Meet the Author

The “Adelsverein” trilogy can be purchased at Sophie’s Shop at the Sophienburg.

Author Celia Hayes will be the guest speaker at the Scholarship Brunch of the Daughters of the Republic of Texas, Ferdinand Lindheimer Chapter, on Saturday, March 12. Brunch and book review are $20. Reservations may be made by calling Roberta Schmidt at (830) 626-2225 before Feb. 28.

By Myra Lee Adams Goff

Author Celia Hayes has written a historical novel called “Adelsverein”. It’s actually a trilogy (three books, one story). Novels are not my favorite form of literature, but this one is different. This is not a “looking at the world through rose-colored glasses” type of book, and as in all good fiction, one can learn much about human nature.

Members of the Steinmetz family are the central family throughout the books. Hayes has an understanding of the values of the old German settlers. The father, Christian Steinmetz, decides in Germany that he wants to go to Texas. He is a freethinker and doesn’t agree with the restrictions of the church or the aristocracy. The family is educated and talented. Although Mrs. Steinmetz has reservations about leaving her home, she is more swayed by the wishes of her husband.

The author takes us to the port at Bremen and the family’s departure in November of 1845. The description of the conditions inside the ship and what they endured are gripping:

“We can’t live like this, not for two months, or even two days”, says Mrs. Steinmetz. But the conditions just got worse and were described as “a long purgatory of darkness and misery.”

Soon the inevitable seasickness: “A great sheet of seawater cascaded down the companion way to the lower decks, mixing with the stink of vomit and the contents of the upset privy buckets washing back and forth across the floor”.

Oh my gosh! Have you ever been seasick? What choice does one have on a ship? No relief from the misery. They couldn’t go back. Should they jump over and drown or remain in misery?

After two months, Hayes takes us to another tragic period when so many were abandoned on the coast. John Meusebach becomes the central historic figure of the Adelsverein at this point. When the family finally arrives in New Braunfels, they decide to go on to Fredericksburg and it is in this area that the rest of the story takes place.

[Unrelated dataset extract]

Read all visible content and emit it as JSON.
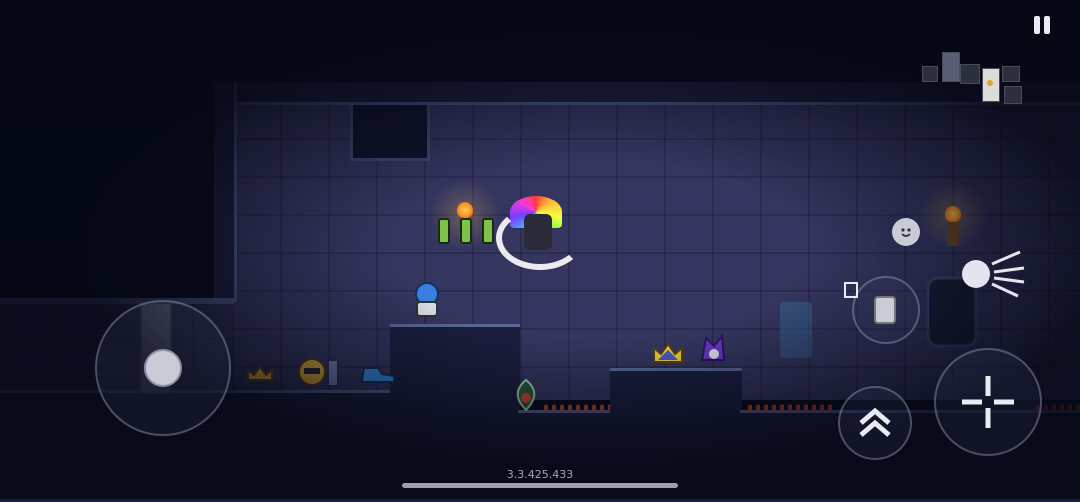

But before we go on, we are introduced to the first leader of the Adelsverein, Prince Carl of Solms-Braunfels. The author takes us to San Antonio where Prince Carl meets Ranger Jack Hays, who pops in and out of the story throughout the trilogy. The Prince meets Hans (Johann) Rahm and tells him of his plan for colonization. Rahm describes the prince “as sleek and brushed as a pedigree horse on race day, arrogance setting in every line of his countenance.” Rahm tells the prince about a beautiful place where the springs come out of the land. Prince Carl brags that the Germans can make it better.

The fictional character Carl Becker, who later marries into the Steinmetz family, tells the prince why he shouldn’t go to the Llano and he left out no nauseating detail about the Indian problem. Becker calls the prince “a fool with money and powerful friends which makes him about the most dangerous kind there is.”

Book two tells us about frontier life in the Hill Country during the Civil War. The fear of “brother against brother” comes true within the family. There are detailed descriptions of persecution by Confederates of those who refused to take the loyalty oath especially in the Hill Country.

Book three takes the reader to a period after the Civil War.

Based on true stories of atrocities on settlers by Indians, factual episodes of scalping and kidnapping of women and children are all too frightening and gruesome.

 
Sophienburg Executive Director Linda Dietert and author Celia Hayes examine relics from the emigrant ships in the museum.